[Dataset entries]
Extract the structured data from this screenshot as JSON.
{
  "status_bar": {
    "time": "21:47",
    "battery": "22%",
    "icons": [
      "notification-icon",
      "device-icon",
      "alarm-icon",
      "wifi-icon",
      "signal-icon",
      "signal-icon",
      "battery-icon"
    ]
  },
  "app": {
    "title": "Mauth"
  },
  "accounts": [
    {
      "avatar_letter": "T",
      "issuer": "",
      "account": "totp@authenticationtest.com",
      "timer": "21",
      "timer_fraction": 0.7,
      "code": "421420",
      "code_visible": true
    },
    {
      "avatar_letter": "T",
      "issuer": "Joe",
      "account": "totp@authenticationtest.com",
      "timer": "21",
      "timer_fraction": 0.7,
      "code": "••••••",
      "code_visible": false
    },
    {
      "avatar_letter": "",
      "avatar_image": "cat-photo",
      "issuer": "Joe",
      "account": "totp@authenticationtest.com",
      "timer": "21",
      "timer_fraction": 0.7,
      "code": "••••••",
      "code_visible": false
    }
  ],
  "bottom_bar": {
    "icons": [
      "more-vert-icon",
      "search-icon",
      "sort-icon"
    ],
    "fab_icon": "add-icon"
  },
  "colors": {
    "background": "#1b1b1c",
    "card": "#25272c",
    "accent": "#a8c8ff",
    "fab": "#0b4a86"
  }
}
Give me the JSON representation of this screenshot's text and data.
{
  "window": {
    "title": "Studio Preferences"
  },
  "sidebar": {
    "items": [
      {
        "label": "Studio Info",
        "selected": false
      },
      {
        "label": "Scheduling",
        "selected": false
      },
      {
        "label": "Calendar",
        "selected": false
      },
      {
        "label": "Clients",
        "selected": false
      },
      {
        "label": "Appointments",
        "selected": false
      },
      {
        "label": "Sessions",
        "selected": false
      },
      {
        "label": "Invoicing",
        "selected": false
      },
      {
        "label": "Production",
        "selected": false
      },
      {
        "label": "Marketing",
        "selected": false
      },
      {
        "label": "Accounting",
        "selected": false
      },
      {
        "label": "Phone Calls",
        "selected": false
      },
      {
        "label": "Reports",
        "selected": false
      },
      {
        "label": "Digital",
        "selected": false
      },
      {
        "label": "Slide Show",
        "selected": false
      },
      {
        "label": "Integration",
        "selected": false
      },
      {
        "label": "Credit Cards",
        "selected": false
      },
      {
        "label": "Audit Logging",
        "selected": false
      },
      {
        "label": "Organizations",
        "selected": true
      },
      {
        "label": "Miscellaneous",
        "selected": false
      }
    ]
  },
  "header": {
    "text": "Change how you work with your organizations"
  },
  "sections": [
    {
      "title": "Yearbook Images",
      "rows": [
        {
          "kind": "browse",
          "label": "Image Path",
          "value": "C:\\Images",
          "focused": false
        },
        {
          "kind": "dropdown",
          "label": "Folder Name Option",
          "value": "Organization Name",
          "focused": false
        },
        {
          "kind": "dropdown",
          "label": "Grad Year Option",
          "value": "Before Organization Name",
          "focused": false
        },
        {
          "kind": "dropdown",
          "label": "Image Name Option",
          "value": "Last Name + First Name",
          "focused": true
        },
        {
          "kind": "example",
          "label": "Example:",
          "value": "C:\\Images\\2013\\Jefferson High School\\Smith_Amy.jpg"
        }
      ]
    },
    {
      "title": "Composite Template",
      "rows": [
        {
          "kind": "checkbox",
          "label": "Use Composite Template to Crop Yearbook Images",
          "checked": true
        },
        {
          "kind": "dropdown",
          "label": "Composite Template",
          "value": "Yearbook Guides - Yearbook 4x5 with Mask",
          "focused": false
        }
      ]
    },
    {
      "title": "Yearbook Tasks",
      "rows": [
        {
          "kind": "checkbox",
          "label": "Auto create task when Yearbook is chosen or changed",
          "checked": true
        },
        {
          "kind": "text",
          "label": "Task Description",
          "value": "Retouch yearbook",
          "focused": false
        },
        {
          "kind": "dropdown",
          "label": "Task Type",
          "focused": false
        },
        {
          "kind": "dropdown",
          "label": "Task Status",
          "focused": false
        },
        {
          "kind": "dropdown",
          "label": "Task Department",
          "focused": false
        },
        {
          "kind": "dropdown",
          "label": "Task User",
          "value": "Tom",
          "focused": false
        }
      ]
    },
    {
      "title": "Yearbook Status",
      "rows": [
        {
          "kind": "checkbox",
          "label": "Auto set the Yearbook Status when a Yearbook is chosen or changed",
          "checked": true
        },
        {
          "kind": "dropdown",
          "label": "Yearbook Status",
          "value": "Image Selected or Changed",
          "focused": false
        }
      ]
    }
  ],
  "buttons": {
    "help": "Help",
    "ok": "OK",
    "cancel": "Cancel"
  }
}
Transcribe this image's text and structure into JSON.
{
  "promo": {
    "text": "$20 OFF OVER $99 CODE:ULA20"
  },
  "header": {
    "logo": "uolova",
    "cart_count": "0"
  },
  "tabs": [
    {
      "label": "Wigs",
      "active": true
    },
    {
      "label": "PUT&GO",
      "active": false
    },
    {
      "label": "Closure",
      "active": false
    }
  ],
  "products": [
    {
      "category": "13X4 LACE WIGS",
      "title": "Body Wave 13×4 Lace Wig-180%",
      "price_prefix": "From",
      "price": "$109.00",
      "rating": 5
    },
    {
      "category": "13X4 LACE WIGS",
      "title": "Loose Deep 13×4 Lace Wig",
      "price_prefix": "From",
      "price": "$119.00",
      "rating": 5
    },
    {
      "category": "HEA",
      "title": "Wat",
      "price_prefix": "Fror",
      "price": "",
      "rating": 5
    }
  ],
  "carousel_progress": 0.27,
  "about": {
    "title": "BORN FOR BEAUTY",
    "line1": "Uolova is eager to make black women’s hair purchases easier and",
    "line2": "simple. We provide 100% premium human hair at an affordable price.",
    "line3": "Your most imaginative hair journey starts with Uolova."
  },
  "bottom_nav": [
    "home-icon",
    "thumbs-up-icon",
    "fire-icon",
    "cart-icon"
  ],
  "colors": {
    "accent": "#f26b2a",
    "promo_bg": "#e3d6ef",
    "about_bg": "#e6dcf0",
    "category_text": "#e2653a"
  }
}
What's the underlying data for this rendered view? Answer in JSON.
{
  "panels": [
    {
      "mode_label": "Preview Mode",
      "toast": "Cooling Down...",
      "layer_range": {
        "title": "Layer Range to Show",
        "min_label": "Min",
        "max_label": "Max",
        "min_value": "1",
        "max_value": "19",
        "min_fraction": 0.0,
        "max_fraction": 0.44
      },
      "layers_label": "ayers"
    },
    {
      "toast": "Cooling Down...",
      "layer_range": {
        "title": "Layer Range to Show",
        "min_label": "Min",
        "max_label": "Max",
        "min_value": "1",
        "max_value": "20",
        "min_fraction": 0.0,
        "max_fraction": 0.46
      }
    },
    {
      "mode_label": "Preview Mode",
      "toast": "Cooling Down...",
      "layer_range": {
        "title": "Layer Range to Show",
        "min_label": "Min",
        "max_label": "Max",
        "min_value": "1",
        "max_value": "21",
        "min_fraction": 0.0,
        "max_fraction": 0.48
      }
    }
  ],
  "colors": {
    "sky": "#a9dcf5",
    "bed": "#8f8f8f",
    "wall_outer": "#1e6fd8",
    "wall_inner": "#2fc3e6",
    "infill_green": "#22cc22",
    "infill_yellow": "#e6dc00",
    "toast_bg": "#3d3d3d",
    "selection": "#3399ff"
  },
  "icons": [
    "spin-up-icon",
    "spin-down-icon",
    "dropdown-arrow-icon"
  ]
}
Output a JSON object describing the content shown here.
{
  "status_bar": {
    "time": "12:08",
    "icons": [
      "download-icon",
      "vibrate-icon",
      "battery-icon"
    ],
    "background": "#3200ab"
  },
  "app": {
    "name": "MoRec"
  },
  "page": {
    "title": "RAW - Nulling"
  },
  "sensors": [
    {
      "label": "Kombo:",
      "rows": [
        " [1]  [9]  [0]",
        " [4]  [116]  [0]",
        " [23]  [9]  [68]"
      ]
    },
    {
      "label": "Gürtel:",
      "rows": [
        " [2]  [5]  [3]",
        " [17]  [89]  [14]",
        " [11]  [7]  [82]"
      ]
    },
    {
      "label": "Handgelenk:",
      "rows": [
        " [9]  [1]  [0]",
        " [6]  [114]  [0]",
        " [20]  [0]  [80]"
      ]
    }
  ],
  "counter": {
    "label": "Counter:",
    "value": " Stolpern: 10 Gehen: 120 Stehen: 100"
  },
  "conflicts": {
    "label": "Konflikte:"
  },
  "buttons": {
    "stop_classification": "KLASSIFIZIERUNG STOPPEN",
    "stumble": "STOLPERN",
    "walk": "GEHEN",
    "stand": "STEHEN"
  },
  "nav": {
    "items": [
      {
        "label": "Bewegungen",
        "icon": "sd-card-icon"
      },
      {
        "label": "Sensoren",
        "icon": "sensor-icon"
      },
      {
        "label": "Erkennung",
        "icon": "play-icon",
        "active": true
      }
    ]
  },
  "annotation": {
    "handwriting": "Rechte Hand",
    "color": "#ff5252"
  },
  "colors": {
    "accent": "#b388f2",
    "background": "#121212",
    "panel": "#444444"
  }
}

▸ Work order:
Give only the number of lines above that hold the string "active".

▸ Exercise response:
4